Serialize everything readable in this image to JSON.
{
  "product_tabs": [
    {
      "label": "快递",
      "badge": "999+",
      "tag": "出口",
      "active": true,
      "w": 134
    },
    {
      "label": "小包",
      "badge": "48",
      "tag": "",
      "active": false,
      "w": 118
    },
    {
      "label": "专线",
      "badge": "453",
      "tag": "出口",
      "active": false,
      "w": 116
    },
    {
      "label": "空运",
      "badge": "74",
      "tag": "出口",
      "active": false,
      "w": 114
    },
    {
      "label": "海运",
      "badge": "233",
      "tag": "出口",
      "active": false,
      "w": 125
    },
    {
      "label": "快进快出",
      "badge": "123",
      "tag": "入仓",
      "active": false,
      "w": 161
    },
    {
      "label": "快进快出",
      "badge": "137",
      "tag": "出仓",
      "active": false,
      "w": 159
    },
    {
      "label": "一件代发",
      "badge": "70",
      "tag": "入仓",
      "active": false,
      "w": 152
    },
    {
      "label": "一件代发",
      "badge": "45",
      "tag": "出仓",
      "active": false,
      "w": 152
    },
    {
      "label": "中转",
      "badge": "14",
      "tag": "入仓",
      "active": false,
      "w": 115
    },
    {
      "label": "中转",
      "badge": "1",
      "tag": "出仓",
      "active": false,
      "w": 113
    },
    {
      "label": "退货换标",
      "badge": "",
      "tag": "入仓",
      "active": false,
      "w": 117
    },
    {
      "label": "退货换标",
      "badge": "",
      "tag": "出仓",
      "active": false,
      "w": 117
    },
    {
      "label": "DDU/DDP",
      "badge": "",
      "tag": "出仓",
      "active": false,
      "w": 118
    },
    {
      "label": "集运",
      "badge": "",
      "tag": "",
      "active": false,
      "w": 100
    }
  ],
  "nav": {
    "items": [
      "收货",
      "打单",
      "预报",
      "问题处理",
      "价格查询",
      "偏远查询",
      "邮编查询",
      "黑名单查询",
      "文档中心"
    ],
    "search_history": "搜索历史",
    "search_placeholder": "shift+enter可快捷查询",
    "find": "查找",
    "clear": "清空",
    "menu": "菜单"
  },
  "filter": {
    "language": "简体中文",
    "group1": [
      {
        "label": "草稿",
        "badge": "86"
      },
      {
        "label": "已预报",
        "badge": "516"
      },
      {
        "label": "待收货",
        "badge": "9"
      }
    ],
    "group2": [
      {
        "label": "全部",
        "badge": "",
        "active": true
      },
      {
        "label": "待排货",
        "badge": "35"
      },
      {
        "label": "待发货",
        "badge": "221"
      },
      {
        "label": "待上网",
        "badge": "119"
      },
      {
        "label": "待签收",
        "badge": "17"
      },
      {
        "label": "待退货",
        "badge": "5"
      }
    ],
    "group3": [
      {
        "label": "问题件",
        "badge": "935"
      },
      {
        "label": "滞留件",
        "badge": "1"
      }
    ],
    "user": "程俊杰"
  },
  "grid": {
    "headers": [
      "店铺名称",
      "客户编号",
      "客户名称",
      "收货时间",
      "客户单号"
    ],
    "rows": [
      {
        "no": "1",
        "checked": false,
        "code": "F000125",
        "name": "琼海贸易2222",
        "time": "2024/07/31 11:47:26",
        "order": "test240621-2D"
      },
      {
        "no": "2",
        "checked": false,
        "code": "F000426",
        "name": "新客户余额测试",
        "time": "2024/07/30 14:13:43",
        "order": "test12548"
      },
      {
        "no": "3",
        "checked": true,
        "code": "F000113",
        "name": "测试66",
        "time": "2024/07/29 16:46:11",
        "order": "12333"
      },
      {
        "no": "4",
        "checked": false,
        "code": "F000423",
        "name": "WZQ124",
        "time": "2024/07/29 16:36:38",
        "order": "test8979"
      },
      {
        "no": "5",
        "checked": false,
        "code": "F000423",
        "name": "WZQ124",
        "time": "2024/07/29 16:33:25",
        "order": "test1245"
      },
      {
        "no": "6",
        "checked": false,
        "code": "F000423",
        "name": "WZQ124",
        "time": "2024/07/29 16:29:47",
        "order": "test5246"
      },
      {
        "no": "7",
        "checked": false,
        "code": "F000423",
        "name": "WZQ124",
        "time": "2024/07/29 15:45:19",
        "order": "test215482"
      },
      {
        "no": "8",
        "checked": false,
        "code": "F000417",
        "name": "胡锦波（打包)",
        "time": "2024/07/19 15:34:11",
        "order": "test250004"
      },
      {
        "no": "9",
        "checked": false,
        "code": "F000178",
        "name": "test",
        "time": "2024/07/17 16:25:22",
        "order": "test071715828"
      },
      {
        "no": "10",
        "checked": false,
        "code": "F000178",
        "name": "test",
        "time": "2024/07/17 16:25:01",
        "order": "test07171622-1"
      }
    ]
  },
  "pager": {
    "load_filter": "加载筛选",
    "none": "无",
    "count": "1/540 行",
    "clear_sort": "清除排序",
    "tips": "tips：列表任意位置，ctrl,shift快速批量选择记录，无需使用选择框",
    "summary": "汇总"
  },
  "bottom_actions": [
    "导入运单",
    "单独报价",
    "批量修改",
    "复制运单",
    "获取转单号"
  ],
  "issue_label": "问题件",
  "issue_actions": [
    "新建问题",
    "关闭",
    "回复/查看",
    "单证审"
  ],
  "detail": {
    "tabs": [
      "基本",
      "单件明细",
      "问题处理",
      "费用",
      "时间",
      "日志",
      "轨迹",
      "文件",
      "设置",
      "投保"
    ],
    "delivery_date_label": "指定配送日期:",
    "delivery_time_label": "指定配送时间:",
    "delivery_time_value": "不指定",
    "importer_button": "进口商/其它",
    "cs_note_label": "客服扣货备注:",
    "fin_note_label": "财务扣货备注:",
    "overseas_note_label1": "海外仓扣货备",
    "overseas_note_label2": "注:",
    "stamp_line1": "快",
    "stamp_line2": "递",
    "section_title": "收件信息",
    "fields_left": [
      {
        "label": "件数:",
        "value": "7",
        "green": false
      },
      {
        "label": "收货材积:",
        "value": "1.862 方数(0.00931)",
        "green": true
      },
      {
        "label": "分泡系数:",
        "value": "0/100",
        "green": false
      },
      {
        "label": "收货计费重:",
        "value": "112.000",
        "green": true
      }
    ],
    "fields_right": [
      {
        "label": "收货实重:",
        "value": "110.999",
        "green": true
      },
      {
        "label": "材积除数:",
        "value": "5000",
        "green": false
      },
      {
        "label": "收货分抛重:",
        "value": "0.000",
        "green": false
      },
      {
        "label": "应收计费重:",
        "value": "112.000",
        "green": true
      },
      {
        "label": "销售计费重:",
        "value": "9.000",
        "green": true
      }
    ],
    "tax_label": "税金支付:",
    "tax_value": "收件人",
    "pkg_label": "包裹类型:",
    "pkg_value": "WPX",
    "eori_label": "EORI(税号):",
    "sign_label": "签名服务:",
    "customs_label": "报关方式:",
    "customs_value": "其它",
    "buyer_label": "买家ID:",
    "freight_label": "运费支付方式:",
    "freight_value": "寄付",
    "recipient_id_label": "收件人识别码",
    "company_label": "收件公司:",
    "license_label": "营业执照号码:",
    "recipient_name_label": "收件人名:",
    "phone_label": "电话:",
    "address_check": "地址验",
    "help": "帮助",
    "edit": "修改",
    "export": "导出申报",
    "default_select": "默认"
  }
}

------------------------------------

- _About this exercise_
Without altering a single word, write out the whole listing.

- _Task output_
Serialize everything readable in this image to JSON.
{
  "product_tabs": [
    {
      "label": "快递",
      "badge": "999+",
      "tag": "出口",
      "active": true,
      "w": 134
    },
    {
      "label": "小包",
      "badge": "48",
      "tag": "",
      "active": false,
      "w": 118
    },
    {
      "label": "专线",
      "badge": "453",
      "tag": "出口",
      "active": false,
      "w": 116
    },
    {
      "label": "空运",
      "badge": "74",
      "tag": "出口",
      "active": false,
      "w": 114
    },
    {
      "label": "海运",
      "badge": "233",
      "tag": "出口",
      "active": false,
      "w": 125
    },
    {
      "label": "快进快出",
      "badge": "123",
      "tag": "入仓",
      "active": false,
      "w": 161
    },
    {
      "label": "快进快出",
      "badge": "137",
      "tag": "出仓",
      "active": false,
      "w": 159
    },
    {
      "label": "一件代发",
      "badge": "70",
      "tag": "入仓",
      "active": false,
      "w": 152
    },
    {
      "label": "一件代发",
      "badge": "45",
      "tag": "出仓",
      "active": false,
      "w": 152
    },
    {
      "label": "中转",
      "badge": "14",
      "tag": "入仓",
      "active": false,
      "w": 115
    },
    {
      "label": "中转",
      "badge": "1",
      "tag": "出仓",
      "active": false,
      "w": 113
    },
    {
      "label": "退货换标",
      "badge": "",
      "tag": "入仓",
      "active": false,
      "w": 117
    },
    {
      "label": "退货换标",
      "badge": "",
      "tag": "出仓",
      "active": false,
      "w": 117
    },
    {
      "label": "DDU/DDP",
      "badge": "",
      "tag": "出仓",
      "active": false,
      "w": 118
    },
    {
      "label": "集运",
      "badge": "",
      "tag": "",
      "active": false,
      "w": 100
    }
  ],
  "nav": {
    "items": [
      "收货",
      "打单",
      "预报",
      "问题处理",
      "价格查询",
      "偏远查询",
      "邮编查询",
      "黑名单查询",
      "文档中心"
    ],
    "search_history": "搜索历史",
    "search_placeholder": "shift+enter可快捷查询",
    "find": "查找",
    "clear": "清空",
    "menu": "菜单"
  },
  "filter": {
    "language": "简体中文",
    "group1": [
      {
        "label": "草稿",
        "badge": "86"
      },
      {
        "label": "已预报",
        "badge": "516"
      },
      {
        "label": "待收货",
        "badge": "9"
      }
    ],
    "group2": [
      {
        "label": "全部",
        "badge": "",
        "active": true
      },
      {
        "label": "待排货",
        "badge": "35"
      },
      {
        "label": "待发货",
        "badge": "221"
      },
      {
        "label": "待上网",
        "badge": "119"
      },
      {
        "label": "待签收",
        "badge": "17"
      },
      {
        "label": "待退货",
        "badge": "5"
      }
    ],
    "group3": [
      {
        "label": "问题件",
        "badge": "935"
      },
      {
        "label": "滞留件",
        "badge": "1"
      }
    ],
    "user": "程俊杰"
  },
  "grid": {
    "headers": [
      "店铺名称",
      "客户编号",
      "客户名称",
      "收货时间",
      "客户单号"
    ],
    "rows": [
      {
        "no": "1",
        "checked": false,
        "code": "F000125",
        "name": "琼海贸易2222",
        "time": "2024/07/31 11:47:26",
        "order": "test240621-2D"
      },
      {
        "no": "2",
        "checked": false,
        "code": "F000426",
        "name": "新客户余额测试",
        "time": "2024/07/30 14:13:43",
        "order": "test12548"
      },
      {
        "no": "3",
        "checked": true,
        "code": "F000113",
        "name": "测试66",
        "time": "2024/07/29 16:46:11",
        "order": "12333"
      },
      {
        "no": "4",
        "checked": false,
        "code": "F000423",
        "name": "WZQ124",
        "time": "2024/07/29 16:36:38",
        "order": "test8979"
      },
      {
        "no": "5",
        "checked": false,
        "code": "F000423",
        "name": "WZQ124",
        "time": "2024/07/29 16:33:25",
        "order": "test1245"
      },
      {
        "no": "6",
        "checked": false,
        "code": "F000423",
        "name": "WZQ124",
        "time": "2024/07/29 16:29:47",
        "order": "test5246"
      },
      {
        "no": "7",
        "checked": false,
        "code": "F000423",
        "name": "WZQ124",
        "time": "2024/07/29 15:45:19",
        "order": "test215482"
      },
      {
        "no": "8",
        "checked": false,
        "code": "F000417",
        "name": "胡锦波（打包)",
        "time": "2024/07/19 15:34:11",
        "order": "test250004"
      },
      {
        "no": "9",
        "checked": false,
        "code": "F000178",
        "name": "test",
        "time": "2024/07/17 16:25:22",
        "order": "test071715828"
      },
      {
        "no": "10",
        "checked": false,
        "code": "F000178",
        "name": "test",
        "time": "2024/07/17 16:25:01",
        "order": "test07171622-1"
      }
    ]
  },
  "pager": {
    "load_filter": "加载筛选",
    "none": "无",
    "count": "1/540 行",
    "clear_sort": "清除排序",
    "tips": "tips：列表任意位置，ctrl,shift快速批量选择记录，无需使用选择框",
    "summary": "汇总"
  },
  "bottom_actions": [
    "导入运单",
    "单独报价",
    "批量修改",
    "复制运单",
    "获取转单号"
  ],
  "issue_label": "问题件",
  "issue_actions": [
    "新建问题",
    "关闭",
    "回复/查看",
    "单证审"
  ],
  "detail": {
    "tabs": [
      "基本",
      "单件明细",
      "问题处理",
      "费用",
      "时间",
      "日志",
      "轨迹",
      "文件",
      "设置",
      "投保"
    ],
    "delivery_date_label": "指定配送日期:",
    "delivery_time_label": "指定配送时间:",
    "delivery_time_value": "不指定",
    "importer_button": "进口商/其它",
    "cs_note_label": "客服扣货备注:",
    "fin_note_label": "财务扣货备注:",
    "overseas_note_label1": "海外仓扣货备",
    "overseas_note_label2": "注:",
    "stamp_line1": "快",
    "stamp_line2": "递",
    "section_title": "收件信息",
    "fields_left": [
      {
        "label": "件数:",
        "value": "7",
        "green": false
      },
      {
        "label": "收货材积:",
        "value": "1.862 方数(0.00931)",
        "green": true
      },
      {
        "label": "分泡系数:",
        "value": "0/100",
        "green": false
      },
      {
        "label": "收货计费重:",
        "value": "112.000",
        "green": true
      }
    ],
    "fields_right": [
      {
        "label": "收货实重:",
        "value": "110.999",
        "green": true
      },
      {
        "label": "材积除数:",
        "value": "5000",
        "green": false
      },
      {
        "label": "收货分抛重:",
        "value": "0.000",
        "green": false
      },
      {
        "label": "应收计费重:",
        "value": "112.000",
        "green": true
      },
      {
        "label": "销售计费重:",
        "value": "9.000",
        "green": true
      }
    ],
    "tax_label": "税金支付:",
    "tax_value": "收件人",
    "pkg_label": "包裹类型:",
    "pkg_value": "WPX",
    "eori_label": "EORI(税号):",
    "sign_label": "签名服务:",
    "customs_label": "报关方式:",
    "customs_value": "其它",
    "buyer_label": "买家ID:",
    "freight_label": "运费支付方式:",
    "freight_value": "寄付",
    "recipient_id_label": "收件人识别码",
    "company_label": "收件公司:",
    "license_label": "营业执照号码:",
    "recipient_name_label": "收件人名:",
    "phone_label": "电话:",
    "address_check": "地址验",
    "help": "帮助",
    "edit": "修改",
    "export": "导出申报",
    "default_select": "默认"
  }
}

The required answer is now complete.